[Entries from a dataset of interfaces]
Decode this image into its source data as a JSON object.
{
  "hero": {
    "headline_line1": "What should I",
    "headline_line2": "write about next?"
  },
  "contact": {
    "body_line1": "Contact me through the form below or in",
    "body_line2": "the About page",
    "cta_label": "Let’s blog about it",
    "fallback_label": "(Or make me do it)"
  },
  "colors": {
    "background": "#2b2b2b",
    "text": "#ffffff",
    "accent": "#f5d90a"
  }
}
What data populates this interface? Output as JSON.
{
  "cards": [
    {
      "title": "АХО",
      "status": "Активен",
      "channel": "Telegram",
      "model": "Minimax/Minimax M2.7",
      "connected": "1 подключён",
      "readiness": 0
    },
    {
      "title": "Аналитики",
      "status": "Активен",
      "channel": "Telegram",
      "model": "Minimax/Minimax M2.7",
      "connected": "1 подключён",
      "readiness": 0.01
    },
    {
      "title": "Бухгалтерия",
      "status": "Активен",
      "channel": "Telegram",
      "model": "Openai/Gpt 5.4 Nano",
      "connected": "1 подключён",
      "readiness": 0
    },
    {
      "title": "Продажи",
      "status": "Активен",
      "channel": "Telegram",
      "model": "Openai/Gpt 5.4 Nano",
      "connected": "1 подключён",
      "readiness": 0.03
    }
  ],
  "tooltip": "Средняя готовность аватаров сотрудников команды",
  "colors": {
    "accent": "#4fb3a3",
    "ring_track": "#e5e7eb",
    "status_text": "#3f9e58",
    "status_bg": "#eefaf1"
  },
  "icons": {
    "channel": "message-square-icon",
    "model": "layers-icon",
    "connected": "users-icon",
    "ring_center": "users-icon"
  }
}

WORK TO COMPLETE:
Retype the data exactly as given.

YOUR RESPONSE:
Decode this image into its source data as a JSON object.
{
  "hero": {
    "headline_line1": "What should I",
    "headline_line2": "write about next?"
  },
  "contact": {
    "body_line1": "Contact me through the form below or in",
    "body_line2": "the About page",
    "cta_label": "Let’s blog about it",
    "fallback_label": "(Or make me do it)"
  },
  "colors": {
    "background": "#2b2b2b",
    "text": "#ffffff",
    "accent": "#f5d90a"
  }
}
What data populates this interface? Output as JSON.
{
  "cards": [
    {
      "title": "АХО",
      "status": "Активен",
      "channel": "Telegram",
      "model": "Minimax/Minimax M2.7",
      "connected": "1 подключён",
      "readiness": 0
    },
    {
      "title": "Аналитики",
      "status": "Активен",
      "channel": "Telegram",
      "model": "Minimax/Minimax M2.7",
      "connected": "1 подключён",
      "readiness": 0.01
    },
    {
      "title": "Бухгалтерия",
      "status": "Активен",
      "channel": "Telegram",
      "model": "Openai/Gpt 5.4 Nano",
      "connected": "1 подключён",
      "readiness": 0
    },
    {
      "title": "Продажи",
      "status": "Активен",
      "channel": "Telegram",
      "model": "Openai/Gpt 5.4 Nano",
      "connected": "1 подключён",
      "readiness": 0.03
    }
  ],
  "tooltip": "Средняя готовность аватаров сотрудников команды",
  "colors": {
    "accent": "#4fb3a3",
    "ring_track": "#e5e7eb",
    "status_text": "#3f9e58",
    "status_bg": "#eefaf1"
  },
  "icons": {
    "channel": "message-square-icon",
    "model": "layers-icon",
    "connected": "users-icon",
    "ring_center": "users-icon"
  }
}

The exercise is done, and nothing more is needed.